Carsten Falck is head of the GFZ Satellite Receiving Station Ny-Ålesund on Spitsbergen. The station receives data from satellites like the GRACE Follow-On mission that was just launched successfully on 22 May this year. The data received at the station are transferred fully automated to the GFZ in Potsdam where they are processed and provided for various purposes.
GFZ: Why did the GFZ decide to install a satellite receiving station on Spitsbergen?
Carsten Falck: The station in Ny-Ålesund on Spitsbergen is located at a distance of only about 1 200 kilometres to the North Pole. This is just perfect for satellites with a polar orbit because we receive their signals at every overflight.
Despite its relatively exotic location Ny-Ålesund can be reached by frequently running planes and ships. Furthermore, with the German-French AWIPEV research base (N.B.: a joint research base of the Alfred-Wegener Institut and the Polar Institute Paul Emile Victor) and the Kingsbay Company we have reliable partner on site since the beginning of operation that support us.
GFZ: Since when is the station running?
Falck: The first antenna was installed in 2001, the second one in 2005.
GFZ: You are working at the GFZ in Potsdam. How often are you in Ny-Ålesund?
Falck: Being almost fully automated the station is all-the-year uncrewed, apart from one visit per year by me and a colleague for maintenance purposes.
Several colleagues from GFZ are permanently involved in operating the station, however. Planning satellite contacts, processing and distributing the data, and monitoring the station is done by the GFZ section Global Geomonitoring and Gravity Field in Potsdam and in the branch office in Oberpfaffenhofen.
GFZ: Which satellites are received by the station?
Falck: Most important are the GRACE-FO satellites, they are always first. As soon as they overfly the station their data are received, no matter which other satellite is around. Besides, there are frequent contacts with the satellites TerraSAR-X and TanDEM-X, which have special GPS receivers on board, provided by GFZ, to determine for example water vapor content of the atmosphere for the improvement of weather forecasts.
It is, however, not only important for us to support large-scale missions but also smaller ones, as well. Currently, we receive data of the Flying Laptop satellite that was built by students from the University of Stuttgart, several times a day, to support the next generation of scientists.
GFZ: What kind of data do you receive besides water vapor?
Falck: First of all, we receive data on the Earth’s gravity field and the Earth’s atmosphere. In addition, also the non-scientific data, for example on the battery status or the status of single instruments, are of importance and always received simultaneously. By this, the satellites can be adjusted optimally and critical changes onboard recognized at an early stage.
GFZ: How soon after receiving the data are you able to provide it for further use?

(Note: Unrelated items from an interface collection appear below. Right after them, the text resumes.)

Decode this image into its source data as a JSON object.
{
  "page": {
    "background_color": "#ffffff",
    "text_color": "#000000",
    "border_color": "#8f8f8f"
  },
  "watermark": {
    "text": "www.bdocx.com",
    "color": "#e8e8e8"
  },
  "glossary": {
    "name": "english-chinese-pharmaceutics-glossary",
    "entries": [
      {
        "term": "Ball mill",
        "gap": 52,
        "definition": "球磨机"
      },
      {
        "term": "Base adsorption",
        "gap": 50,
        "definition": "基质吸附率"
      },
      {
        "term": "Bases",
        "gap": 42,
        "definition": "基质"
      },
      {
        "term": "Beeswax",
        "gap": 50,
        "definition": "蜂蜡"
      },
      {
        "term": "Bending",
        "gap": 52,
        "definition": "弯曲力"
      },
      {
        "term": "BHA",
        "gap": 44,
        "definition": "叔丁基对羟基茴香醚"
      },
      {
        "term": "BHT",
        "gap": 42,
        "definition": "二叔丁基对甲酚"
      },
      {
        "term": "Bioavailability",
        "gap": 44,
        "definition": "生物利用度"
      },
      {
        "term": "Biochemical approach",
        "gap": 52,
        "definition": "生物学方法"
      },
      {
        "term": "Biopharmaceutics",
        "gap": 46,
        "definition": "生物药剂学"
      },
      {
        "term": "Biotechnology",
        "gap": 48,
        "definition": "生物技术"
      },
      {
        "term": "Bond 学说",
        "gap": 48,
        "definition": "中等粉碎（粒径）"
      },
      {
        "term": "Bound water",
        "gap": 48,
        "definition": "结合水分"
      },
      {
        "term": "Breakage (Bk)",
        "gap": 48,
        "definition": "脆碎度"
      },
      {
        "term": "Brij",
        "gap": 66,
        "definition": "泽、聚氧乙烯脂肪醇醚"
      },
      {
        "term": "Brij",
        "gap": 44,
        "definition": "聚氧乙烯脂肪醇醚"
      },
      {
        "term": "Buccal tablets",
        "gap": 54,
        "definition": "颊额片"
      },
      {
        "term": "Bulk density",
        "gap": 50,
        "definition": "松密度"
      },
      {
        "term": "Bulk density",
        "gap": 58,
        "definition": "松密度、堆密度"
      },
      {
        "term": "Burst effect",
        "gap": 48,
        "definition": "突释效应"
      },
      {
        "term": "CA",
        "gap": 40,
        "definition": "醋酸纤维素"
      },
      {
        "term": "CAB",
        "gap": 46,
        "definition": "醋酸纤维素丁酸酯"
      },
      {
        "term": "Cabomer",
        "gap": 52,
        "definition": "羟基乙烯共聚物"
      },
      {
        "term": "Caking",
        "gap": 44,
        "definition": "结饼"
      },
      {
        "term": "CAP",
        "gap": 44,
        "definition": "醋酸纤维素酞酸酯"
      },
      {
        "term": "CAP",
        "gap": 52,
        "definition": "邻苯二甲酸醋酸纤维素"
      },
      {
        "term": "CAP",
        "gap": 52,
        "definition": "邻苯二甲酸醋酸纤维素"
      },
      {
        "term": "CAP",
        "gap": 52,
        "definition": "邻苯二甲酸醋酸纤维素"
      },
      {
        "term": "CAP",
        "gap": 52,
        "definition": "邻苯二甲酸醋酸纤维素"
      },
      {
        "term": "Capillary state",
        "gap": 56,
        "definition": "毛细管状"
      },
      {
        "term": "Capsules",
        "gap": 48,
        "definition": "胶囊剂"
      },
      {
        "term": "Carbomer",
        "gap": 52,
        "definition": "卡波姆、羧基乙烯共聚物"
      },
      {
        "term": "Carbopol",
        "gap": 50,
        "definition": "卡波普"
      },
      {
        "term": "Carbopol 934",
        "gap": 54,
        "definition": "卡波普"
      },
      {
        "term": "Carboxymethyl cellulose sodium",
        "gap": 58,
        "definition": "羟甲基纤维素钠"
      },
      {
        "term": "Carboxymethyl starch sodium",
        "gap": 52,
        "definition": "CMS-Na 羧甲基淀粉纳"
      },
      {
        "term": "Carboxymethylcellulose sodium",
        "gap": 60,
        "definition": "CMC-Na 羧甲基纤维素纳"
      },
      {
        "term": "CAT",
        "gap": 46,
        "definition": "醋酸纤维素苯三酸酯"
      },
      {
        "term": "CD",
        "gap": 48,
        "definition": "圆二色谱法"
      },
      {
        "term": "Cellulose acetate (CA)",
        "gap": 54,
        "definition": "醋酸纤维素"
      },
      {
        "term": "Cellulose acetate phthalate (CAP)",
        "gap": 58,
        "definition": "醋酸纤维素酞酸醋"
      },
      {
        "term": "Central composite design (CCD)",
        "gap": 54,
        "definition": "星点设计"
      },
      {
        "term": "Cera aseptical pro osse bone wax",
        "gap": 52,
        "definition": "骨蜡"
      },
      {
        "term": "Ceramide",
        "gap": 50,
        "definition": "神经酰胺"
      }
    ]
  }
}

Falck: The driving force for an immediate provision is the use of the data in weather forecast. The respective data products are produced in GFZ section Space Geodetic Techniques and must be available at weather centres not later than three hours after collection. With a time of circulation of about 95 minutes for a satellite, at best, every circulation must be used for data reception to gain sufficiently recent data.
It is not only about speed, however. Receiving large amounts of data, like those produced by the GRACE-FO mission for example, needs appropriate times of transmission of these data, respectively many contacts per day. These are provided by our station so that all data of the mission can be received.
GFZ: What other applications for the data are there?
Falck: The most important application of data received in Ny-Ålesund is that processed in section Global Geomonitoring and Gravity Field on Earth’s gravity field with a monthly resolution. It is for example used to gain insights in Earth’s hydrologic cycle and used by thousands of applicants on a regular base.
GFZ: The station is the primary receiving station of the GRACE-FO mission. What tasks arise from this fact?
Falck: Before the GRACE-FO mission, data from all kinds of satellites were received in Ny-Ålesund as good as possible, but without immediate obligation. With GRACE-FO the GFZ is in charge of the ground segment of the mission which means that all data must be delivered completely to the project partners like JPL (N.D.: NASA’s Jet Propulsion Laboratory) and German Aerospace Center, immediately after reception.
Like this, the receiving station is for the first time in duty. Thus it had to follow a long way of preparation. One example is the test of one of the station’s receivers that was de-installed in Ny-Ålesund to be tested together with one of the satellites under construction at the manufacturer Airbus in Friedrichshafen.
But the effort paid out. The station convinced critical NASA experts. And when the mission was launched first GRACE-FO signals were already received 80 minutes after the start, in their first orbit. Now the station fulfills its routine operation duties dependably, with about 15 contacts to GRACE-FO per day.
Interview: Jacob Schmidt (Intern Media and Communications), Ariane Kujau